• Adoption of a Federal budget and economic policy
These measures would create the essential fiscal union required to support the euro as a common currency.
Equally, this is not a new debate. It was spelt out in 1990 by German Chancellor Kohl and French President Mitterand, when the concept of the euro was first discussed. As the US example shows, monetary and fiscal union also requires political union.
But today, the two countries at the heart of the euro project are as far away as ever from agreement:
• Germany wants to have central controls over spending
• But France will not agree to give up national sovereignty.
Equally, as Reuters notes, the leaders continue to talk different economic and political languages. The ‘crisis summits’ thus resemble the efforts to build the biblical Tower of Babel, pictured above by Breughel.
Thus in German, the word for ‘debt’ is Schuld, which also means ‘guilt’.
So in Germany, the Eurozone debate is a morality play, where those in debt are ‘sinners’:
• It wants the debtor countries to introduce a stability culture of low inflation and low debt, via a savings policy based on austerity
• But new French President Hollande won election on the basis of a ‘growth policy’ based on spending, not savings.
Pensions policy highlights the difference.

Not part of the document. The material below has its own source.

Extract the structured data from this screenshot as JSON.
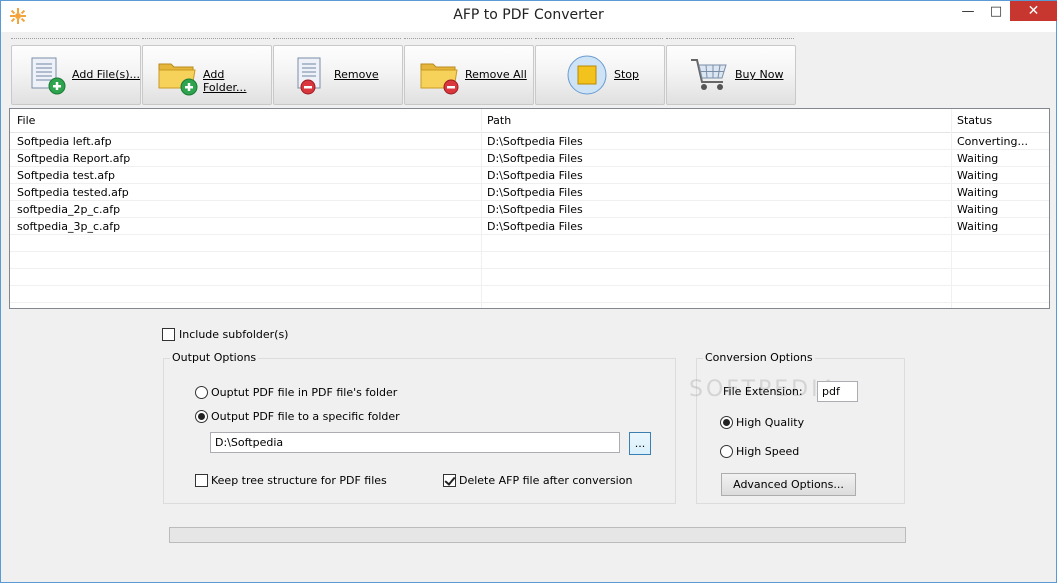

Germany is raising pension ages to 67 years. Whilst France has just reduced them from 62 to 60 years.
The European Central Bank is caught in the middle. It provided €1tn ($1.4tn) of emergency funding in December to avoid the collapse of the banking system. But it cannot force the politicians to accept the need for fiscal and political union to support monetary union.
Thus as the blog warned a year ago:
“The alternative (to agreement) is not the status quo, as too many politicians still hope. It is that the Eurozone could eventually break up, and in the process severely damage both the European Union and the wider global economy.”
This week’s news provided more evidence to support the blog’s fear that the global economy is close to recession:
• The German economy, Europe’s motor, saw negative growth in Q4
• US retail sales grew just 0.1% in December, despite good auto sales
• China’s auto sales fell in Q4, and house prices fell in 60 cities
Equally worrying is that many policymakers seem blind to the risks of recession. Germany’s Chancellor Merkel, for example, remarked as recently as August that “I don’t see anything which signals a recession in Germany”. Yet only a month later, growth had already stalled.
The reason for this myopia is probably fairly simple. The global economy grew more or less continuously during the 1982-2007 period, and so policymakers are making the fatal assumption that this is ‘normal’.
As a result, their wishful thinking is creating additional risks for the economy as we move into 2012:
• On the Downside lie the risks of a Eurozone break-up, a hard landing in China, and a further downturn in the US housing market
• None of these risks is minor from a chemical industry viewpoint. They all have destabilising potential, particularly in terms of political risk
• Protectionism would be a very strong possibility if any of these areas went seriously wrong
• On the Upside, policymakers might panic if these events occurred
• They might undertake further stimulus efforts, on a massive and perhaps co-ordinated scale
• In terms of scale, they might each do a minimum of $500bn, making $1.5trn in total
None of us can judge the likelihood of the above events. They are like leaving a series of banana skins at the top of the stairs, and wondering whether anyone will fall and break their leg as a result.
The best response is perhaps to continue with a Base Case scenario that is based on the arrival of recession. A Downside scenario would then reflect the risks above, just as would the Upside scenario.
It is all a very long way away from the comforting consistency of the Supercycle days. But to do nothing in the face of the banana skins around, could also prove to be wishful thinking as well.